Pemex Keeps More of Its Crude in Mexico as Refineries Ramp UpBy
Output increases as maintenance ends, pump prices rise
Mexico’s crude processing nears 1 million barrels a day
Pemex is producing more gasoline and diesel at its six refineries across Mexico, reducing fuel imports and leaving less oil available for export.
In the first three months of the year, Mexico’s refineries processed 21 percent more crude than a year earlier, according to a company presentation. The increase has largely come from crude that was previously being sent to Asia and the U.S. According to government data, exports of Isthmus medium crude fell 57 percent over the period, while total crude exports were down 3.6 percent.
“Isthmus exports have fallen and that trend should continue if Pemex’s rise in utilization rates is maintained,” said Ixchel Castro, senior analyst at energy consultant Wood Mackenzie in Mexico City. “We can still expect shipments to Asia and the U.S. but at volumes much lower than what we saw the second half of last year.”
After Pemex’s fuel output sank in 2016 to the lowest level in 26 years, the company pledged to invest more in its refineries this year. Crude processing has rebounded following the completion of maintenance at the end of 2016 and the recovery of prices for refined products, Pemex said in a presentation on its website.
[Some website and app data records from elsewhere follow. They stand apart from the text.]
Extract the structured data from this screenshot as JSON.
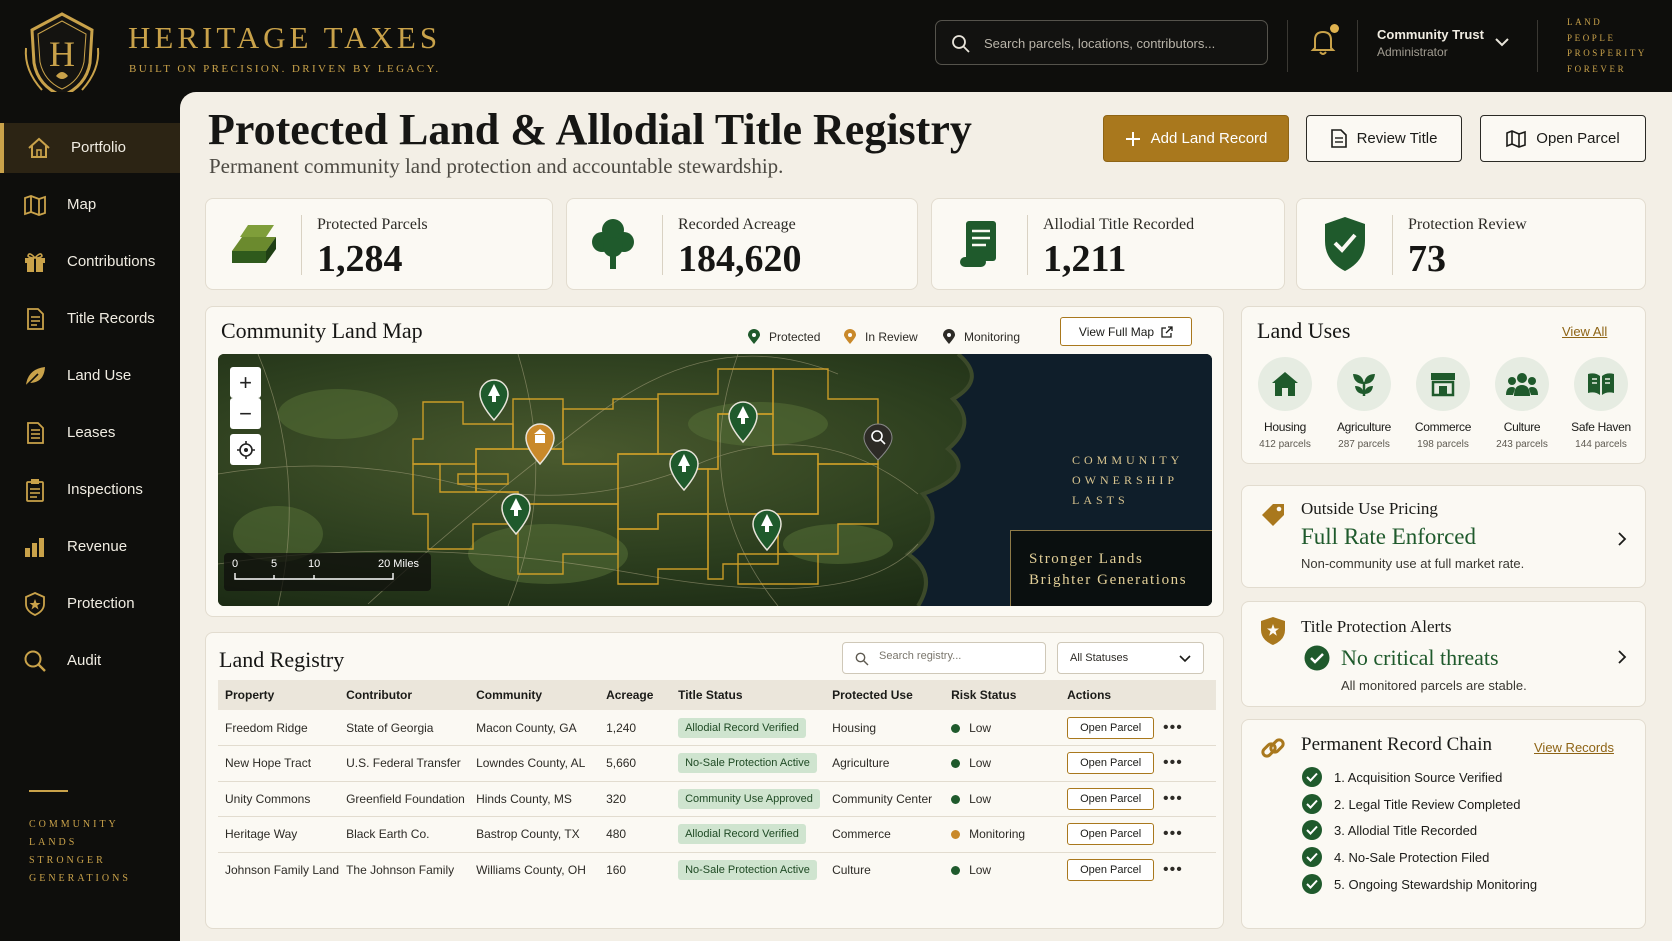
{
  "brand": {
    "name": "HERITAGE TAXES",
    "tagline": "BUILT ON PRECISION. DRIVEN BY LEGACY.",
    "logo_letter": "H"
  },
  "search": {
    "placeholder": "Search parcels, locations, contributors..."
  },
  "user": {
    "name": "Community Trust",
    "role": "Administrator"
  },
  "motto": [
    "LAND",
    "PEOPLE",
    "PROSPERITY",
    "FOREVER"
  ],
  "sidebar": {
    "items": [
      {
        "label": "Portfolio",
        "icon": "home-icon",
        "active": true
      },
      {
        "label": "Map",
        "icon": "map-icon"
      },
      {
        "label": "Contributions",
        "icon": "gift-icon"
      },
      {
        "label": "Title Records",
        "icon": "document-icon"
      },
      {
        "label": "Land Use",
        "icon": "leaf-icon"
      },
      {
        "label": "Leases",
        "icon": "lease-document-icon"
      },
      {
        "label": "Inspections",
        "icon": "clipboard-icon"
      },
      {
        "label": "Revenue",
        "icon": "bar-chart-icon"
      },
      {
        "label": "Protection",
        "icon": "shield-icon"
      },
      {
        "label": "Audit",
        "icon": "magnifier-icon"
      }
    ],
    "motto": [
      "COMMUNITY",
      "LANDS",
      "STRONGER",
      "GENERATIONS"
    ]
  },
  "header": {
    "title": "Protected Land & Allodial Title Registry",
    "subtitle": "Permanent community land protection and accountable stewardship.",
    "add_label": "Add Land Record",
    "review_label": "Review Title",
    "open_label": "Open Parcel"
  },
  "stats": [
    {
      "label": "Protected Parcels",
      "value": "1,284",
      "icon": "gold-bars-icon"
    },
    {
      "label": "Recorded Acreage",
      "value": "184,620",
      "icon": "tree-icon"
    },
    {
      "label": "Allodial Title Recorded",
      "value": "1,211",
      "icon": "scroll-icon"
    },
    {
      "label": "Protection Review",
      "value": "73",
      "icon": "shield-check-icon"
    }
  ],
  "map": {
    "title": "Community Land Map",
    "legend": [
      "Protected",
      "In Review",
      "Monitoring"
    ],
    "view_full": "View Full Map",
    "side_text": [
      "COMMUNITY",
      "OWNERSHIP",
      "LASTS"
    ],
    "banner": [
      "Stronger Lands",
      "Brighter Generations"
    ],
    "scale": [
      "0",
      "5",
      "10",
      "20 Miles"
    ]
  },
  "registry": {
    "title": "Land Registry",
    "search_placeholder": "Search registry...",
    "status_filter": "All Statuses",
    "columns": [
      "Property",
      "Contributor",
      "Community",
      "Acreage",
      "Title Status",
      "Protected Use",
      "Risk Status",
      "Actions"
    ],
    "rows": [
      {
        "property": "Freedom Ridge",
        "contributor": "State of Georgia",
        "community": "Macon County, GA",
        "acreage": "1,240",
        "status": "Allodial Record Verified",
        "use": "Housing",
        "risk": "Low",
        "risk_color": "#1f5a2c",
        "action": "Open Parcel"
      },
      {
        "property": "New Hope Tract",
        "contributor": "U.S. Federal Transfer",
        "community": "Lowndes County, AL",
        "acreage": "5,660",
        "status": "No-Sale Protection Active",
        "use": "Agriculture",
        "risk": "Low",
        "risk_color": "#1f5a2c",
        "action": "Open Parcel"
      },
      {
        "property": "Unity Commons",
        "contributor": "Greenfield Foundation",
        "community": "Hinds County, MS",
        "acreage": "320",
        "status": "Community Use Approved",
        "use": "Community Center",
        "risk": "Low",
        "risk_color": "#1f5a2c",
        "action": "Open Parcel"
      },
      {
        "property": "Heritage Way",
        "contributor": "Black Earth Co.",
        "community": "Bastrop County, TX",
        "acreage": "480",
        "status": "Allodial Record Verified",
        "use": "Commerce",
        "risk": "Monitoring",
        "risk_color": "#c9892a",
        "action": "Open Parcel"
      },
      {
        "property": "Johnson Family Land",
        "contributor": "The Johnson Family",
        "community": "Williams County, OH",
        "acreage": "160",
        "status": "No-Sale Protection Active",
        "use": "Culture",
        "risk": "Low",
        "risk_color": "#1f5a2c",
        "action": "Open Parcel"
      }
    ]
  },
  "land_uses": {
    "title": "Land Uses",
    "view_all": "View All",
    "items": [
      {
        "name": "Housing",
        "count": "412 parcels",
        "icon": "house-icon"
      },
      {
        "name": "Agriculture",
        "count": "287 parcels",
        "icon": "sprout-icon"
      },
      {
        "name": "Commerce",
        "count": "198 parcels",
        "icon": "storefront-icon"
      },
      {
        "name": "Culture",
        "count": "243 parcels",
        "icon": "people-icon"
      },
      {
        "name": "Safe Haven",
        "count": "144 parcels",
        "icon": "book-icon"
      }
    ]
  },
  "pricing": {
    "title": "Outside Use Pricing",
    "headline": "Full Rate Enforced",
    "note": "Non-community use at full market rate."
  },
  "alerts": {
    "title": "Title Protection Alerts",
    "headline": "No critical threats",
    "note": "All monitored parcels are stable."
  },
  "chain": {
    "title": "Permanent Record Chain",
    "view": "View Records",
    "steps": [
      "1. Acquisition Source Verified",
      "2. Legal Title Review Completed",
      "3. Allodial Title Recorded",
      "4. No-Sale Protection Filed",
      "5. Ongoing Stewardship Monitoring"
    ]
  },
  "colors": {
    "gold": "#c9a24a",
    "dark_green": "#1f5a2c",
    "bg": "#f3efe6",
    "sidebar": "#0e0e0c"
  }
}
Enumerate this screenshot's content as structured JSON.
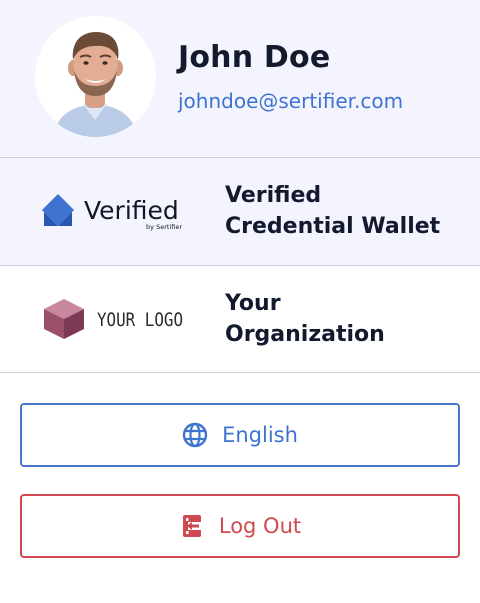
{
  "profile": {
    "name": "John Doe",
    "email": "johndoe@sertifier.com"
  },
  "wallet": {
    "logo_word": "Verified",
    "logo_sub": "by Sertifier",
    "title_line1": "Verified",
    "title_line2": "Credential Wallet"
  },
  "organization": {
    "logo_text": "YOUR LOGO",
    "title_line1": "Your",
    "title_line2": "Organization"
  },
  "buttons": {
    "language_label": "English",
    "language_icon": "globe-icon",
    "logout_label": "Log Out",
    "logout_icon": "logout-icon"
  },
  "colors": {
    "accent_blue": "#3e74cf",
    "danger_red": "#cf4a50",
    "header_bg": "#f3f4fd"
  }
}
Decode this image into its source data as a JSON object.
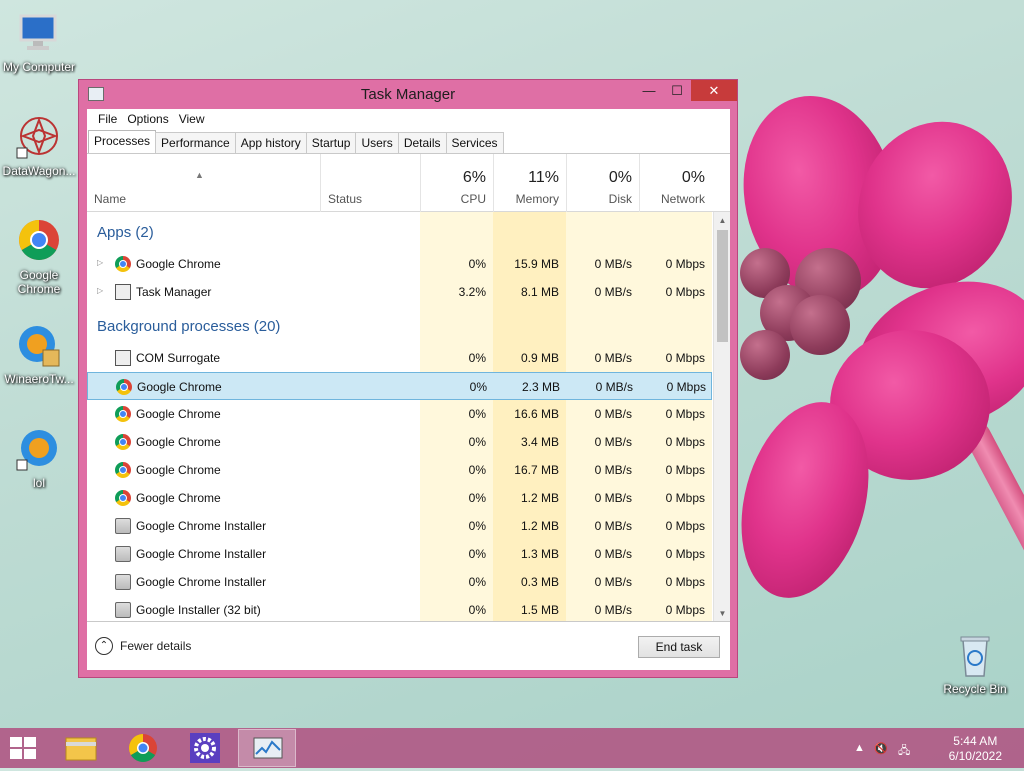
{
  "desktop": {
    "icons": [
      {
        "label": "My Computer"
      },
      {
        "label": "DataWagon..."
      },
      {
        "label": "Google Chrome"
      },
      {
        "label": "WinaeroTw..."
      },
      {
        "label": "lol"
      },
      {
        "label": "Recycle Bin"
      }
    ]
  },
  "window": {
    "title": "Task Manager",
    "controls": {
      "minimize": "—",
      "maximize": "☐",
      "close": "✕"
    },
    "menu": [
      "File",
      "Options",
      "View"
    ],
    "tabs": [
      "Processes",
      "Performance",
      "App history",
      "Startup",
      "Users",
      "Details",
      "Services"
    ],
    "active_tab": "Processes",
    "columns": {
      "name": "Name",
      "status": "Status",
      "cpu": {
        "pct": "6%",
        "label": "CPU"
      },
      "memory": {
        "pct": "11%",
        "label": "Memory"
      },
      "disk": {
        "pct": "0%",
        "label": "Disk"
      },
      "network": {
        "pct": "0%",
        "label": "Network"
      }
    },
    "groups": {
      "apps": "Apps (2)",
      "background": "Background processes (20)"
    },
    "apps": [
      {
        "name": "Google Chrome",
        "icon": "chrome-icon",
        "cpu": "0%",
        "memory": "15.9 MB",
        "disk": "0 MB/s",
        "network": "0 Mbps"
      },
      {
        "name": "Task Manager",
        "icon": "task-manager-icon",
        "cpu": "3.2%",
        "memory": "8.1 MB",
        "disk": "0 MB/s",
        "network": "0 Mbps"
      }
    ],
    "background": [
      {
        "name": "COM Surrogate",
        "icon": "com-surrogate-icon",
        "cpu": "0%",
        "memory": "0.9 MB",
        "disk": "0 MB/s",
        "network": "0 Mbps"
      },
      {
        "name": "Google Chrome",
        "icon": "chrome-icon",
        "cpu": "0%",
        "memory": "2.3 MB",
        "disk": "0 MB/s",
        "network": "0 Mbps",
        "selected": true
      },
      {
        "name": "Google Chrome",
        "icon": "chrome-icon",
        "cpu": "0%",
        "memory": "16.6 MB",
        "disk": "0 MB/s",
        "network": "0 Mbps"
      },
      {
        "name": "Google Chrome",
        "icon": "chrome-icon",
        "cpu": "0%",
        "memory": "3.4 MB",
        "disk": "0 MB/s",
        "network": "0 Mbps"
      },
      {
        "name": "Google Chrome",
        "icon": "chrome-icon",
        "cpu": "0%",
        "memory": "16.7 MB",
        "disk": "0 MB/s",
        "network": "0 Mbps"
      },
      {
        "name": "Google Chrome",
        "icon": "chrome-icon",
        "cpu": "0%",
        "memory": "1.2 MB",
        "disk": "0 MB/s",
        "network": "0 Mbps"
      },
      {
        "name": "Google Chrome Installer",
        "icon": "installer-icon",
        "cpu": "0%",
        "memory": "1.2 MB",
        "disk": "0 MB/s",
        "network": "0 Mbps"
      },
      {
        "name": "Google Chrome Installer",
        "icon": "installer-icon",
        "cpu": "0%",
        "memory": "1.3 MB",
        "disk": "0 MB/s",
        "network": "0 Mbps"
      },
      {
        "name": "Google Chrome Installer",
        "icon": "installer-icon",
        "cpu": "0%",
        "memory": "0.3 MB",
        "disk": "0 MB/s",
        "network": "0 Mbps"
      },
      {
        "name": "Google Installer (32 bit)",
        "icon": "installer-icon",
        "cpu": "0%",
        "memory": "1.5 MB",
        "disk": "0 MB/s",
        "network": "0 Mbps"
      }
    ],
    "footer": {
      "fewer_details": "Fewer details",
      "end_task": "End task"
    }
  },
  "taskbar": {
    "time": "5:44 AM",
    "date": "6/10/2022",
    "pinned": [
      "file-explorer-icon",
      "chrome-icon",
      "settings-icon",
      "task-manager-icon"
    ],
    "active": "task-manager-icon"
  },
  "colors": {
    "window_frame": "#df6fa5",
    "selected_row": "#cce8f5",
    "group_heading": "#2a5d9b",
    "heat_light": "#fff8dc",
    "heat_medium": "#fff0c0",
    "taskbar": "#b05080"
  }
}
The state-owned oil company has benefited from the government’s change in policy to bring fuel prices in line with international rates. The new policy, which became known as the “gasolinazo,” or fuel price slam, pushed up pump prices by as much as 20 percent at the start of the year and led to riots and blockades at some fuel terminals.
The country’s refineries processed almost 950,000 barrels a day in the first quarter of 2017, and Pemex has pledged to raise output to about 1.1 million barrels a day by April. Gasoline imports, which fell 11 percent from the previous quarter, were up 23 percent from a year ago. U.S. refiners such as Valero Energy Corp. and Phillips 66 are looking to export more fuel to Mexico and the rest of Latin America as domestic consumption levels off.
Pemex aims to further increase gasoline and diesel production by seeking partners for its refinery projects, including a coker at the Tula refinery in Hidalgo state. “We expect to have a partner toward the end of the year, hopefully in the next three to four months,” said Carlos Murrieta, Pemex refining head, on a Wednesday call with investors.
— With assistance by Adam Williams